I’m only nine chapters into Jon Krakauer’s Missoula: Rape and the Justice System in a College Town, but it’s riveting and horrifying. While I suspect I will have more to write once I’ve finished, right now I’m totally sickened and furious. The failure to investigate and prosecute sexual assault, not to mention tackle the culture that permitted it, was unconscionable.
And it I were a person who lived in Missoula, I’d be terrified to know that Kirsten Pabst now decides what cases get prosecuted. During her volunteer effort to defend an accused rapist at the University of Montana, she displayed an opinion on sexual consent to the University Court that was unimaginable:
So even if you’d given it previously, that doesn’t count if you’re asleep, right?” “Correct,” Pabst replied. A moment later, however, she hedged: “Well, it depends. That’s not really a hard-and-fast rule.

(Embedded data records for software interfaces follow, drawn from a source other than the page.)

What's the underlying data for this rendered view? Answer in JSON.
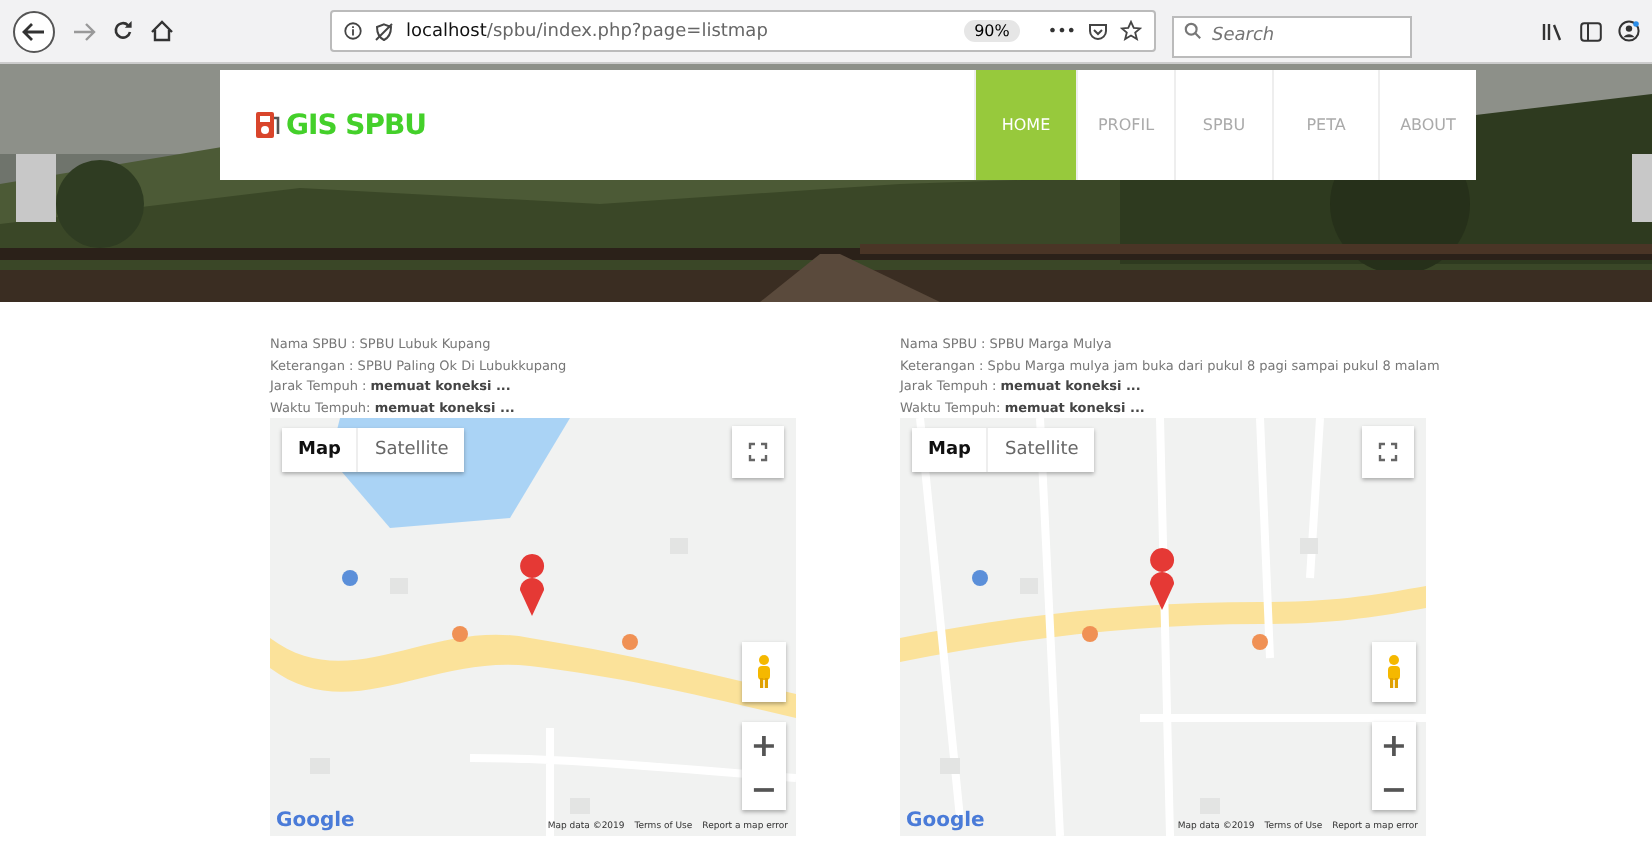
{
  "browser": {
    "url": "**localhost**/spbu/index.php?page=listmap",
    "zoom": "90%",
    "more": "•••",
    "search": {
      "placeholder": "Search"
    }
  },
  "header": {
    "logo": "GIS SPBU",
    "nav": [
      {
        "label": "HOME",
        "selected": true
      },
      {
        "label": "PROFIL",
        "selected": false
      },
      {
        "label": "SPBU",
        "selected": false
      },
      {
        "label": "PETA",
        "selected": false
      },
      {
        "label": "ABOUT",
        "selected": false
      }
    ]
  },
  "stations": [
    {
      "lines": [
        "Nama SPBU : SPBU Lubuk Kupang",
        "Keterangan : SPBU Paling Ok Di Lubukkupang",
        "Jarak Tempuh : **memuat koneksi ...**",
        "Waktu Tempuh: **memuat koneksi ...**"
      ],
      "map": {
        "map_types": [
          {
            "label": "Map",
            "selected": true
          },
          {
            "label": "Satellite",
            "selected": false
          }
        ],
        "zoom_in": "+",
        "zoom_out": "−",
        "brand": "Google",
        "footer": [
          "Map data ©2019",
          "Terms of Use",
          "Report a map error"
        ]
      }
    },
    {
      "lines": [
        "Nama SPBU : SPBU Marga Mulya",
        "Keterangan : Spbu Marga mulya jam buka dari pukul 8 pagi sampai pukul 8 malam",
        "Jarak Tempuh : **memuat koneksi ...**",
        "Waktu Tempuh: **memuat koneksi ...**"
      ],
      "map": {
        "map_types": [
          {
            "label": "Map",
            "selected": true
          },
          {
            "label": "Satellite",
            "selected": false
          }
        ],
        "zoom_in": "+",
        "zoom_out": "−",
        "brand": "Google",
        "footer": [
          "Map data ©2019",
          "Terms of Use",
          "Report a map error"
        ]
      }
    }
  ]
}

But some people would argue that if I go home with someone and we say, ‘Well, we’re going to go have sex,’ and then I fall asleep and wake up and he’s having sex with me—some people would say that’s consensual, and some people would say it’s not.” The questioner followed up: “What does the law say?” “I don’t know the answer to that,” Pabst answered. “There is no hard-and-fast rule.”